Eventually, the mountain opened and the last 200 metre climb was in delightful sunshine. With the end nearing and chants of allez, allez, allez from other athletes descending, the fatigue eased and energy levels increased. I don’t speak French (I don’t even let my funky music do the talking!!!) but allez, allez, allez translates ‘Go, Go, Go’ or ‘Get out of the way (with a few other adjectives thrown in)’

Take note Newcastle AC– At the top of the mountain, athletes were rewarded with, sandwiches, coke, water, biscuits and cheese; lots and lots of cheese. Surely, we could do this for Binnian! Only 4 helicopter journeys required apparently according to one of race director.

Looking back (as always), I could have done a bit better, but it’s all about taking part right? Comparing the results to that back home, I would be confident that some of our top local athletes would certainly be pushing for the podium and as for the Beer and pizza diet prior, It seemed to work just fine!


Looking ahead

Road racing continues to feature prominently in the fixture calendar.

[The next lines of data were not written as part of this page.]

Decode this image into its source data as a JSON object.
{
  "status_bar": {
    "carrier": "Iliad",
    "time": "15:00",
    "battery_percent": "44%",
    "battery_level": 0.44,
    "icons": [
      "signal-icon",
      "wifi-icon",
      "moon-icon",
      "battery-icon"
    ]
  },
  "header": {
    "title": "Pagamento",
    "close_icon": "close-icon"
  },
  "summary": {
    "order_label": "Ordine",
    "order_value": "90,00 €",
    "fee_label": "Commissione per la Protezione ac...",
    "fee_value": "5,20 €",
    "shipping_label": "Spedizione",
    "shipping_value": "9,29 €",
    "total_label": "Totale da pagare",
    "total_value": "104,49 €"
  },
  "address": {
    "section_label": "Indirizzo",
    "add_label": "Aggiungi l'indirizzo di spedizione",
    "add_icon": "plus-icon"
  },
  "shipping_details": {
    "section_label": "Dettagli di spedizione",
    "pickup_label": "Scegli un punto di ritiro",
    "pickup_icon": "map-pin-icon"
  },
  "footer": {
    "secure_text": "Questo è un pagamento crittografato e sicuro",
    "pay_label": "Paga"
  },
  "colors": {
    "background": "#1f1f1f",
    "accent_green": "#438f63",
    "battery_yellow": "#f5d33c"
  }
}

Locally athletes have the Ballyvea FC 10K in Kilkeel on 10 July and the Shore 10k, organised by East Down AC (you can be sure of a good feed at the finish). Sea to Sky follows on 14 July in Newcastle and the following week sees the Portaferry 10 mile road race. Bryansford GAC are continuing in their preparations, supported by Newcastle AC, for the very flat and very fast 5k around the streets of Newcastle on Saturday 22 July. With very fast times in the inaugural running in 2016 and a number of top names already confirmed, spectators can expect something very special so keep the date free. Finally a special word congratulations to Darren Swail who can add ‘Ironman’ to the already impressive list of titles given to him, having completed a 3.2 mile swim, 112 miles on the bike and finishing with a marathon in Austria on Sunday. No doubt the Bard will write a song eulogising his terrific achievement sometime soon – and why not!